Another featured speaker, Robert Rockey, president of Levi Strauss NA, reiterated the company’s plans to spend $400 million on improving customer service to retail clients. It’s currently the firm’s “Achilles heel,” said Rockey. Speeding deliveries and simplifying ordering are priorities, he said.

Other speakers on the panel were Walter Elisha, chairman and ceo of Springs Industries, and retail consultant Emanuel Weintraub.

In an interview after the seminar, Miller reviewed his chain’s first-quarter performance, saying, “The plan is mid-single digits, and we are beating it.”

Regarding EBITDA, he said, “It’s too early to tell, but there may be an opportunity to be above plan here, too. It won’t be below. I think the momentum is building.” The best-selling categories at Saks have been bridge sportswear, dresses, special sizes, coats, designer rtw and designer sportswear, he said.

“The whole tone of ready-to-wear is significantly improved. The clothes are better,” Miller observed.

In 1993, the chain posted “a good sales increase, a strong fourth quarter and a respectable EBITDA increase,” he said, but EBITDA fell below plan.

During the seminar, Miller said Saks expects increased EBITDA, and possibly a double-digit sales gain for the quarter, which concludes at the end of April.

He also said the chain could grow from last year’s $1.3 billion volume to $2 billion in three to four years.
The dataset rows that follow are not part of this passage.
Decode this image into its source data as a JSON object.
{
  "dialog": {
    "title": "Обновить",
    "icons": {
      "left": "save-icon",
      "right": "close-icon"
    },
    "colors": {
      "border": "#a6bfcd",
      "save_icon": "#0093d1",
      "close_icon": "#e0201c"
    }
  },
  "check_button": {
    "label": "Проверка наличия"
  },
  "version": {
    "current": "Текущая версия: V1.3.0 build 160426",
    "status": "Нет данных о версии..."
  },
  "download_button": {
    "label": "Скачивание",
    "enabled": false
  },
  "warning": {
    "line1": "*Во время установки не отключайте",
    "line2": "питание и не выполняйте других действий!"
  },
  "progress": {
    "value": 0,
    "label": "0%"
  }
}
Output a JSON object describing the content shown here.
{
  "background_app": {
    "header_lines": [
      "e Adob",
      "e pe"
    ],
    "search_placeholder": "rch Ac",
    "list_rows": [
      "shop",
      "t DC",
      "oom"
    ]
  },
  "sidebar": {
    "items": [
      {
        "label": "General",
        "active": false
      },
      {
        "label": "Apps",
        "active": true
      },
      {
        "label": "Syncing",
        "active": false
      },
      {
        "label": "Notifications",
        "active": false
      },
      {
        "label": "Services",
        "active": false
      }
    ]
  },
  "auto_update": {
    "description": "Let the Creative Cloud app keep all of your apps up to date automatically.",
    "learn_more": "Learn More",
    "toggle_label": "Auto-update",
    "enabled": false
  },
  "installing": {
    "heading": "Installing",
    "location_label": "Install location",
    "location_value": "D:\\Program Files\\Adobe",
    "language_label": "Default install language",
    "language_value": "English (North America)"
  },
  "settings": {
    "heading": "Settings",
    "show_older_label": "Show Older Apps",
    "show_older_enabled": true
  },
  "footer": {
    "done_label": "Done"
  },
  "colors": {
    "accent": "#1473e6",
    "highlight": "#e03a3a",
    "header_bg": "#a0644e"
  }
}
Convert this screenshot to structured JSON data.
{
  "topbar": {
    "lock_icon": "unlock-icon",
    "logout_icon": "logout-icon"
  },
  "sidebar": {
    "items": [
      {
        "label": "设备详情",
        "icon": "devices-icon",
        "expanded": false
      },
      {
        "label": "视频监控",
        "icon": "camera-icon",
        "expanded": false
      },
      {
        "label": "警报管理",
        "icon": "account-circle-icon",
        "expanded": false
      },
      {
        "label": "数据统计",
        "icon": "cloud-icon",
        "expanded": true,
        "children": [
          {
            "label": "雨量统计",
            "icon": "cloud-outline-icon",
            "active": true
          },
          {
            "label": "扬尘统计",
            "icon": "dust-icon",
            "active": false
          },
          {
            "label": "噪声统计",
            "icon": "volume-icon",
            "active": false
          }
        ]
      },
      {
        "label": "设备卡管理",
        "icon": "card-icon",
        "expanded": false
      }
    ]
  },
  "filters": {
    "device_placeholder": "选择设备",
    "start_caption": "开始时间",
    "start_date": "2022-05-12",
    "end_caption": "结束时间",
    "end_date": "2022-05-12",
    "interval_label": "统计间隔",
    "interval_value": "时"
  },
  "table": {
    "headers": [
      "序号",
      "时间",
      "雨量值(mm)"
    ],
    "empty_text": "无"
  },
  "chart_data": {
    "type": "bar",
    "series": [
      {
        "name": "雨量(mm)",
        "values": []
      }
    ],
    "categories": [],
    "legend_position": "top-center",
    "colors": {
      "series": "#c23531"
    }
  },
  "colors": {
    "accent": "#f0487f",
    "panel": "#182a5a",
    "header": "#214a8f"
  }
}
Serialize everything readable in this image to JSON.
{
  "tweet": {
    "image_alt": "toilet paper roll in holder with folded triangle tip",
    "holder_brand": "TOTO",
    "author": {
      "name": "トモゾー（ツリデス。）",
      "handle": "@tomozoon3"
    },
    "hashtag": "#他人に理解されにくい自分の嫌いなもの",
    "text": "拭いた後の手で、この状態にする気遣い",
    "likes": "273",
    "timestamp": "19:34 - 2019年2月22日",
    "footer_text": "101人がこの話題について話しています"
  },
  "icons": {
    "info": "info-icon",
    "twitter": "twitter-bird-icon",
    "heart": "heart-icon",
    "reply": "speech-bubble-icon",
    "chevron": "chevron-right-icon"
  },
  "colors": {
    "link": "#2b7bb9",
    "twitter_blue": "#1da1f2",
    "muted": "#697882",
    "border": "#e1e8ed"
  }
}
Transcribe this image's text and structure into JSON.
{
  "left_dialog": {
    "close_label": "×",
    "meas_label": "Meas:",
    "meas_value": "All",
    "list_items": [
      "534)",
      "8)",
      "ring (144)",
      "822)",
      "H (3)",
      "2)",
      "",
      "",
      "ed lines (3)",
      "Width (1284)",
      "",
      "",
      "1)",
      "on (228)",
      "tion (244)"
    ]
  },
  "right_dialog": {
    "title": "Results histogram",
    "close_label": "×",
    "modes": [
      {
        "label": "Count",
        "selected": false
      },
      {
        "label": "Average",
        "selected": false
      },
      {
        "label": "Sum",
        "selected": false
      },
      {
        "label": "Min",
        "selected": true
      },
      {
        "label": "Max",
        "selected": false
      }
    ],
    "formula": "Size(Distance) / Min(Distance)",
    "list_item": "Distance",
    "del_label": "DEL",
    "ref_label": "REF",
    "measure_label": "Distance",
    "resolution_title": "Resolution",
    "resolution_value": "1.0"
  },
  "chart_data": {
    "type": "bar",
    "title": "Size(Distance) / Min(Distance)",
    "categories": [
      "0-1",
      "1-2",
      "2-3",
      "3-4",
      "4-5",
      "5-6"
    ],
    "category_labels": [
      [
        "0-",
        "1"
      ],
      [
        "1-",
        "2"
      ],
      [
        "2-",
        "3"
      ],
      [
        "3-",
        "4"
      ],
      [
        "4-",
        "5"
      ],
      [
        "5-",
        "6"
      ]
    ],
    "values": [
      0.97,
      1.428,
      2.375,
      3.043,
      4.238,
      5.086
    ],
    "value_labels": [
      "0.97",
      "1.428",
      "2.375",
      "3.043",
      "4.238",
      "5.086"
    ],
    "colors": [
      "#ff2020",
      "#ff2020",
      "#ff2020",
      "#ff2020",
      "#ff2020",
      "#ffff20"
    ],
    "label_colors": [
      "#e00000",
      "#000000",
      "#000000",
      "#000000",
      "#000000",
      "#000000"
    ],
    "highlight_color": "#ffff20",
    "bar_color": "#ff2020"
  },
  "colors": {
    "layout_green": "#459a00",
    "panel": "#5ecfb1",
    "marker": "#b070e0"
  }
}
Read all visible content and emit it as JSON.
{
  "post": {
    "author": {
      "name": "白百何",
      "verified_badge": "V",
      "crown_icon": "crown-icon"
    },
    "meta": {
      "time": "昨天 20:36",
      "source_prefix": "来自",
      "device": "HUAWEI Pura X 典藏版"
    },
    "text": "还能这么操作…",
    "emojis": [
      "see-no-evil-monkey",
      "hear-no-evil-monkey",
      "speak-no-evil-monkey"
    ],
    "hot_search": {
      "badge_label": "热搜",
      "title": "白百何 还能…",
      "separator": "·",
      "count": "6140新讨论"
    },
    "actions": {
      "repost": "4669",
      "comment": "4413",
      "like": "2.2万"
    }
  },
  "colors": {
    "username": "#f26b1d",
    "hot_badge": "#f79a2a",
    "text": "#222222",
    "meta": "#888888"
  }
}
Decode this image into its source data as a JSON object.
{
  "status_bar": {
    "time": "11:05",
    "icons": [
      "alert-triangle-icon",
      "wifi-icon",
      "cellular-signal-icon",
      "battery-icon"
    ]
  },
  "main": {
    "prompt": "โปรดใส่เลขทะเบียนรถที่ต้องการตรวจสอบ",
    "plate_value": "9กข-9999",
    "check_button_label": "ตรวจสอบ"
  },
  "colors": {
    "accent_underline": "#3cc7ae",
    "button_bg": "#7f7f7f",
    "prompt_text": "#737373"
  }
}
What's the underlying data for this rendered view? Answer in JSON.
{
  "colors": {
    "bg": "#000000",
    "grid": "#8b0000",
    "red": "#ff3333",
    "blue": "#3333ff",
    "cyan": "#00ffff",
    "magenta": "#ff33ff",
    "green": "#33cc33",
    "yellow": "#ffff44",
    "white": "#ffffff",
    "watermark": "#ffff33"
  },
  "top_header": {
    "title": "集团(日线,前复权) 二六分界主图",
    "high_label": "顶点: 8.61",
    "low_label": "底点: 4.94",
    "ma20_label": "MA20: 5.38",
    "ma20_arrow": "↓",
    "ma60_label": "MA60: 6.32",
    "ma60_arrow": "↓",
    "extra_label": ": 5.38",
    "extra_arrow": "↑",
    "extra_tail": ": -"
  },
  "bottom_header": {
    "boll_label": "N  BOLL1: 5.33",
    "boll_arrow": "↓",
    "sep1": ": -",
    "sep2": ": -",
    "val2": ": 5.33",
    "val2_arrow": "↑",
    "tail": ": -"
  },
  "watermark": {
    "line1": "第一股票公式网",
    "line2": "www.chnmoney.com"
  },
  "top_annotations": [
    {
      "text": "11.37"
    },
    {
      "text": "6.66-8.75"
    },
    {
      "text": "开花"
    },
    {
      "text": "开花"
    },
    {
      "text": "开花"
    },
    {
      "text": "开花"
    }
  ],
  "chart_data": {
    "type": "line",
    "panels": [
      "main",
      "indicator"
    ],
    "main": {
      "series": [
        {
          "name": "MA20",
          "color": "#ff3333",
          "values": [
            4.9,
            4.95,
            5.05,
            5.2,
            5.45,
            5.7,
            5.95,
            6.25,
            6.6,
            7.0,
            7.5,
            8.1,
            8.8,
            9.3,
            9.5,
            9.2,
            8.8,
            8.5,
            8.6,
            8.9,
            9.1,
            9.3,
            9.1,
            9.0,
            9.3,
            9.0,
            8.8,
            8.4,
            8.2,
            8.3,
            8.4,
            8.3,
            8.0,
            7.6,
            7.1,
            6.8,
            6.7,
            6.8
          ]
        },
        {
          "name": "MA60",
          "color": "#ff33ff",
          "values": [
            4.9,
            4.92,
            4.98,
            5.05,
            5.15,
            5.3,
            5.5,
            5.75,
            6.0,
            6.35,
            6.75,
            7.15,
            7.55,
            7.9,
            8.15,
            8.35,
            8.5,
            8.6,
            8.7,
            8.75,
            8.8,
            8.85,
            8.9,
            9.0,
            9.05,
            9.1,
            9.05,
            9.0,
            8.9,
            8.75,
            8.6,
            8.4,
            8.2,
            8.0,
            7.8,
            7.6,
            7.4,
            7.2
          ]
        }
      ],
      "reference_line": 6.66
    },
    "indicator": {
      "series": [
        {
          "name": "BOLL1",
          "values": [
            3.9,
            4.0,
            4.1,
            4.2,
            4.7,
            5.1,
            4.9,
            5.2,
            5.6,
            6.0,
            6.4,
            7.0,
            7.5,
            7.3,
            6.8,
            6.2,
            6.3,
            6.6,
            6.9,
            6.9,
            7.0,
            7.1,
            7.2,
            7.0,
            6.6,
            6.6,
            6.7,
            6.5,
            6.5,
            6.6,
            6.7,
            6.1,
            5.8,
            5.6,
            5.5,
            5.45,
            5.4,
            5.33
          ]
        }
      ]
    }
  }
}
Since embarking on a cost reduction drive in 1989, the chain has reduced annual expenses by $100 million. It meant letting go 1,810 employees, or 14 percent of the total work force, in 1989. The company has been reviewing stores and so far this year announced four closings, all in California.

There could be more closings, but Saks is not abandoning recession-wracked California, where five Saks units remain. Miller said the company is spending $25 million to build a new men’s wear extension in the Beverly Hills store on Wilshire Boulevard. The other units are in Carmel, Costa Mesa, San Francisco and Palm Springs.

Miller also said alternative sites for the Houston and White Plains, N.Y., stores are being considered “to trade up to better locations.”

These efforts are expected to strengthen the company’s balance sheet and allow the chain to be taken public in three to five years.

Miller said key growth areas at Saks include the Fifth Avenue Club personal shopping service, private label, clearance stores and large sizes.

Saks will open four to six more clearance centers this year, and it could grow to a $100 million operation in five years. Each unit does about $10 million in sales annually.

Within five years, the chain plans to double its direct response sales, now at $65 million.

Saks First, a program launched in 1992 for preferred customers offering incentives, free gift wrapping, a fashion newsletter and other services, brought in $56 million in incremental sales over the 1992-1993 period.

The Fifth Avenue Club posted $70 million in sales last year and is growing at an annual rate of 15 percent.

Although Saks says it is seeing a pickup in business, there was a word of concern from Levi’s Rockey: “Even though there are signs of a strengthening economy. Consumers continue to buy cautiously. They’re price-conscious and value-conscious.”